Governance and institutions are critical for understanding and modelling anthropogenic impacts on biodiversity, and nature’s contributions to people, and for taking action to ensure a more sustainable future. Ostrom’s framework for social-ecological system sustainability is among the best-known and most widely used approach for thinking about natural resource governance and its relationship to biodiversity. Many quantitative analyses have been inspired by Ostrom’s SES framework, generating important insights concerning the complexity of SESs and drivers of sustainability outcomes. At the same time, applications of the SES framework often adopt an ad-hoc approach for defining and measuring institutions, posing an immense challenge for advancing theory. A lack of clarity about what institutions are and how to represent them in models has meant that many of the variables and relationships within Ostrom’s framework remain ambiguous (e.g., the nature of the relationships between core components, the relevance and relative importance of the many different variables that it describes, and the influence of social-ecological feedbacks on the decision-making processes that occur in ‘action situations’).
Further uncertainty over the generality of some of Ostrom’s key findings (e.g., her design principles for common property institutions) arises when they are applied outside their original domain of relatively small-scale common property systems. For example, it is unclear whether polycentric governance is more resilient than a more hierarchical governance system in cases where social capital is low and/or private land ownership is dominant; and the ways in which institutional design principles developed in local systems scale up (or do not scale) to apply to larger societies are poorly understood. Furthermore, institutions have been studied mostly as one-shot sustainability interventions, without paying much attention to the processes of institutional change and co-evolution with other SES components and the challenges they face.
A PECS working group addressing questions surrounding this theme will contribute to the core agenda and goals of PECS through its findings. In addition, our proposed initiative is data-hungry and has the potential to both learn from other PECS working groups and act as a cross-cutting theme in which we ask other groups to reflect on the roles of institutions in their case studies and the potential for collecting standardised data sets for comparative analysis.

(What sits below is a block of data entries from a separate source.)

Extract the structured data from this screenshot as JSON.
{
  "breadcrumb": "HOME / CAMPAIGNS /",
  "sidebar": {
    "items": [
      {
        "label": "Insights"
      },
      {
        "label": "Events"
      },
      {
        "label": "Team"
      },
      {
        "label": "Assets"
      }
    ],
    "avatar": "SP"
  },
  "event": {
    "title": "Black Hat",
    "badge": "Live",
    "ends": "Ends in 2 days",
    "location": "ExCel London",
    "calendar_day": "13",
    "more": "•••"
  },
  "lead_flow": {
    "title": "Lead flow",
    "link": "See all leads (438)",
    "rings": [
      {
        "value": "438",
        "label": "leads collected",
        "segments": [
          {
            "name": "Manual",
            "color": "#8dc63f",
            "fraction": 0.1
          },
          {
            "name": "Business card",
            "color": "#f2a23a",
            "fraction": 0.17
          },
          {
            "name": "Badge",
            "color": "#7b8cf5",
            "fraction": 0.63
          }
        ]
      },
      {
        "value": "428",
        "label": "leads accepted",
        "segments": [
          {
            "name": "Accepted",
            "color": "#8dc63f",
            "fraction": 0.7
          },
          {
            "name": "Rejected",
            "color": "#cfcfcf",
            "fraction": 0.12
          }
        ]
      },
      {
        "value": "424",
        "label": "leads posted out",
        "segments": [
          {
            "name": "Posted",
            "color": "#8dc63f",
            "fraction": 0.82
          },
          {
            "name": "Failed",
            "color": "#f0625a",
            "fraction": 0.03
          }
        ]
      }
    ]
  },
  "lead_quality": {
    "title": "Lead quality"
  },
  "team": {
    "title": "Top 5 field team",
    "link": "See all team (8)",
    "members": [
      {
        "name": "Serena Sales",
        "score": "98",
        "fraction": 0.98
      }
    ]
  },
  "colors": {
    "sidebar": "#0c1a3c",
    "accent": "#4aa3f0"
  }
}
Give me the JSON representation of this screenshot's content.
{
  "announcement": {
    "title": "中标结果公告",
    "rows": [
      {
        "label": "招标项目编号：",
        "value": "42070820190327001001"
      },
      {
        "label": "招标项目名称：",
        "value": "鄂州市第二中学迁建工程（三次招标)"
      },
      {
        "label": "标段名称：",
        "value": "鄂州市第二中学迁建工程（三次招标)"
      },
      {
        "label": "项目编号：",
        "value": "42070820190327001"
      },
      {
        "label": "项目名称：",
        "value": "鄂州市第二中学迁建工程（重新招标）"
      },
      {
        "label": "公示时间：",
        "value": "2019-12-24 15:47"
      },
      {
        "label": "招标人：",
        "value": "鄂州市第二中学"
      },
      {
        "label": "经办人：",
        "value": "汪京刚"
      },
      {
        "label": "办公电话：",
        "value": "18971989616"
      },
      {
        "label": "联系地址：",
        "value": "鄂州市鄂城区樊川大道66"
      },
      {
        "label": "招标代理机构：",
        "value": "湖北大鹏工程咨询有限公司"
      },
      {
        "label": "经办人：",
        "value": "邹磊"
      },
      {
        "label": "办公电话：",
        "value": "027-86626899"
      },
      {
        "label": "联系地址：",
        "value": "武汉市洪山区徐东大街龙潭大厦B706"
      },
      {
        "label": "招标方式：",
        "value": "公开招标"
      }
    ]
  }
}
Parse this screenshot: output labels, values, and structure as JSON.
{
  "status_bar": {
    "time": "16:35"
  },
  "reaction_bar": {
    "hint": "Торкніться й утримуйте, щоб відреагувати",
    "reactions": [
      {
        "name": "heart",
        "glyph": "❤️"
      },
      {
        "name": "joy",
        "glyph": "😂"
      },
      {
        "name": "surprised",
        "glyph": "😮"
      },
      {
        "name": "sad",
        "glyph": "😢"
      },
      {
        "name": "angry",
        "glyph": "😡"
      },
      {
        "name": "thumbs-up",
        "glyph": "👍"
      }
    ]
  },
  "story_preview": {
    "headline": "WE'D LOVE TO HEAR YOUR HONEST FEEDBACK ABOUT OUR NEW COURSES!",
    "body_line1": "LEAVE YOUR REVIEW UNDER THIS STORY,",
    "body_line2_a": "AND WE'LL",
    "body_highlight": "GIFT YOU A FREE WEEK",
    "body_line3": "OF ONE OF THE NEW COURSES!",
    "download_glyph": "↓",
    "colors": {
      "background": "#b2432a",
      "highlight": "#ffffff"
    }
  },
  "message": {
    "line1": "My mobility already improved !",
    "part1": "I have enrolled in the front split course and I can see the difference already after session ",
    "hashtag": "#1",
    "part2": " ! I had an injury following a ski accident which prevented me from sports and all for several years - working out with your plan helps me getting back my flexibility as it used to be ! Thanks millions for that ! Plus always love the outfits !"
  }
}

Key research questions:
- What are the defining features of institutions, what have we learned so far from
integrating them into models, and how can they be more effectively quantified and
included in models of social-ecological dynamics?
- What can we learn from a combination of models and data about how institutions
influence the resilience or vulnerability of social-ecological systems to diverse
external perturbations across different land- and seascapes?
- Do institutional structures follow a predictable sequence of stages as institutions
grow or age, and what are the implications of these changes for their functions?
Working Group Coordinators:
- Graeme Cumming – James Cook University, Australia
- Graham Epstein – University of Waterloo, Canada
Working Group Participants:
- Birgit Müller – Helmholtz Centre for Environmental Research – UFZ, Leipzig, Germany
- Hayley Clements – Stellenbosch University, South Africa
- Marty Anderies – Arizona State University, USA
- Michael Cox – Dartmouth College, USA
- Orjan Bodin – Stockholm Resilience Centre, Stockholm University, Sweden
- Ralf Seppelt – Helmholtz Centre for Environmental Research – UFZ, Leipzig, Germany
- Sergio Villamayor-Tomas – Autonomous University of Barcelona, Spain
- Tiffany Morrison – James Cook University, Australia
- Amineh Ghorbani – Delft University of Technology, The Netherlands
- Georgina Gurney James Cook University, Australia